His first post was that of chief lecturer in engineering at Battersea Polytechnic, to which he was appointed in 1898. About a year later he went to the Manchester College of Technology to assist the late Professor J. T. Nicolson in the design and equipment of the laboratories, workshops, and power station. He remained in Manchester until 1905, when he was appointed to the Chair of Motive Power Engineering in the Royal Technical College, Glasgow, and he remained in the service of the College until he retired in 1936. His success in the Chair was such that first the Department of Applied Mechanics, on the death of Professor Longbottom, and later the Department of Civil Engineering, on the retirement of Professor Moncur, were merged with Mellanby's department into a single Department of Civil and Mechanical Engineering and Applied Mechanics. Professor Mellanby rendered outstanding service not only to the Royal Technical College but also to engineering in Glasgow and the west of Scotland. While insisting on the importance of fundamental theory, he had a sure grasp of the practical aspects of any problem brought to his notice, and his services as a consultant were much in demand.
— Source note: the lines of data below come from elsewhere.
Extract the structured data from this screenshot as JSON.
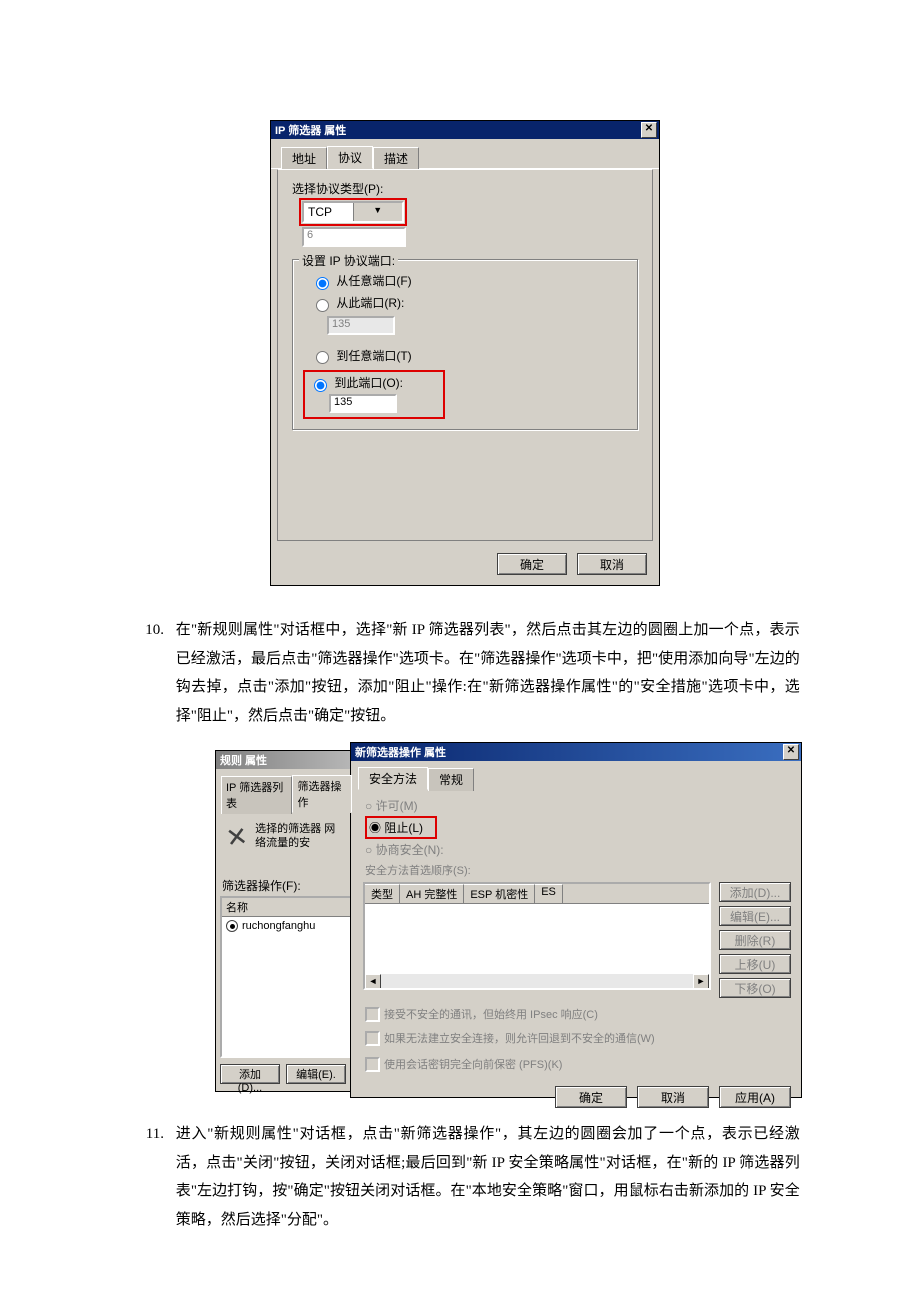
{
  "dialog1": {
    "title": "IP 筛选器 属性",
    "close": "✕",
    "tabs": {
      "address": "地址",
      "protocol": "协议",
      "desc": "描述"
    },
    "protoType": {
      "label": "选择协议类型(P):",
      "value": "TCP",
      "numval": "6"
    },
    "ports": {
      "groupTitle": "设置 IP 协议端口:",
      "fromAny": "从任意端口(F)",
      "fromThis": "从此端口(R):",
      "fromThisVal": "135",
      "toAny": "到任意端口(T)",
      "toThis": "到此端口(O):",
      "toThisVal": "135"
    },
    "ok": "确定",
    "cancel": "取消"
  },
  "para10": {
    "num": "10.",
    "text": "在\"新规则属性\"对话框中，选择\"新 IP 筛选器列表\"，然后点击其左边的圆圈上加一个点，表示已经激活，最后点击\"筛选器操作\"选项卡。在\"筛选器操作\"选项卡中，把\"使用添加向导\"左边的钩去掉，点击\"添加\"按钮，添加\"阻止\"操作:在\"新筛选器操作属性\"的\"安全措施\"选项卡中，选择\"阻止\"，然后点击\"确定\"按钮。"
  },
  "left": {
    "title": "规则 属性",
    "tabFilterList": "IP 筛选器列表",
    "tabFilterAction": "筛选器操作",
    "helper": "选择的筛选器\n网络流量的安",
    "listLabel": "筛选器操作(F):",
    "colName": "名称",
    "item": "ruchongfanghu",
    "add": "添加(D)...",
    "edit": "编辑(E)."
  },
  "right": {
    "title": "新筛选器操作 属性",
    "close": "✕",
    "tabSec": "安全方法",
    "tabGen": "常规",
    "optPermit": "许可(M)",
    "optBlock": "阻止(L)",
    "optNeg": "协商安全(N):",
    "prefOrder": "安全方法首选顺序(S):",
    "cols": {
      "type": "类型",
      "ah": "AH 完整性",
      "esp": "ESP 机密性",
      "es": "ES"
    },
    "btns": {
      "add": "添加(D)...",
      "edit": "编辑(E)...",
      "del": "删除(R)",
      "up": "上移(U)",
      "down": "下移(O)"
    },
    "chk1": "接受不安全的通讯，但始终用 IPsec 响应(C)",
    "chk2": "如果无法建立安全连接，则允许回退到不安全的通信(W)",
    "chk3": "使用会话密钥完全向前保密 (PFS)(K)",
    "ok": "确定",
    "cancel": "取消",
    "apply": "应用(A)"
  },
  "para11": {
    "num": "11.",
    "text": "进入\"新规则属性\"对话框，点击\"新筛选器操作\"，其左边的圆圈会加了一个点，表示已经激活，点击\"关闭\"按钮，关闭对话框;最后回到\"新 IP 安全策略属性\"对话框，在\"新的 IP 筛选器列表\"左边打钩，按\"确定\"按钮关闭对话框。在\"本地安全策略\"窗口，用鼠标右击新添加的 IP 安全策略，然后选择\"分配\"。"
  }
}
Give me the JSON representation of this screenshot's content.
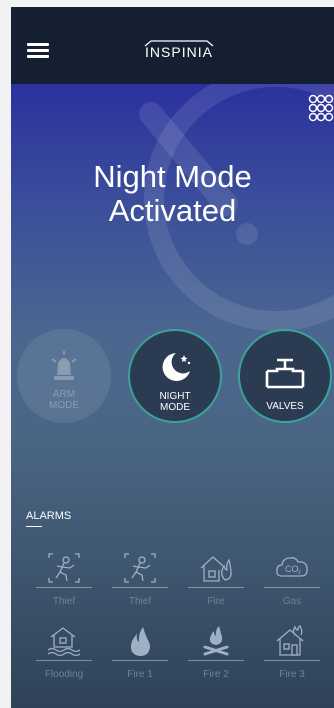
{
  "header": {
    "logo_text": "INSPINIA"
  },
  "status": {
    "headline_line1": "Night Mode",
    "headline_line2": "Activated"
  },
  "modes": [
    {
      "label_line1": "ARM",
      "label_line2": "MODE",
      "icon": "siren-icon",
      "active": false
    },
    {
      "label_line1": "NIGHT",
      "label_line2": "MODE",
      "icon": "moon-icon",
      "active": true
    },
    {
      "label": "VALVES",
      "icon": "valve-icon",
      "active": true
    }
  ],
  "alarms": {
    "title": "ALARMS",
    "items": [
      {
        "label": "Thief",
        "icon": "thief-icon"
      },
      {
        "label": "Thief",
        "icon": "thief-icon"
      },
      {
        "label": "Fire",
        "icon": "fire-house-icon"
      },
      {
        "label": "Gas",
        "icon": "gas-co2-icon"
      },
      {
        "label": "Flooding",
        "icon": "flooding-icon"
      },
      {
        "label": "Fire 1",
        "icon": "flame-icon"
      },
      {
        "label": "Fire 2",
        "icon": "campfire-icon"
      },
      {
        "label": "Fire 3",
        "icon": "burning-house-icon"
      }
    ]
  },
  "colors": {
    "topbar": "#142032",
    "accent_ring": "#3ba39a",
    "inactive_label": "#6f8196"
  }
}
He laid great emphasis on the importance of experimental work and built up in the heat engines and applied mechanics laboratories in Glasgow a range of equipment as fine as any in the country.
Following on his early work on reciprocating engines, he took up an intensive study of the flow of steam through nozzles and turbines, and was the author of several papers on this subject some of which were in collaboration with Dr. Wm. Kerr, who later succeeded him in the Chair. He was a regular contributor to the Proceedings of the North East Coast Institution of Engineers and Shipbuilders and the Institution of Engineers and Shipbuilders in Scotland, as well as to those of the Institution. He was a firm believer in the maintenance by academic institutions of close contact with practice, and at an early stage fostered the establishment of sponsored research projects for industry. He was against narrow specialization whether in courses of study, staff training, or experimental method, and took the view that sound judgement could be developed only by an adequate range of interest and experience. He was very popular with his staff and students, and followed their careers with interest long after they had left the college, always willing to give advice or a helping hand towards further advancement. He had great sympathy with the struggling part-time student as is shown by his close connexion with the National Certificate scheme, and little gave him greater pleasure than to pick out the really talented from this group and assist them to transfer to full-time courses. His quiet dignity and high sense of duty and service were recognized and respected by all who came in contact with him. He enjoyed a long and happy retirement, and his interest in matters educational and practical was unabated to the end. His death has left a real gap in engineering and academic circles in Glasgow and the west of Scotland. D. S. Anderson, Ph.D. (Glos.), B.Sc., M.I.Mech.E."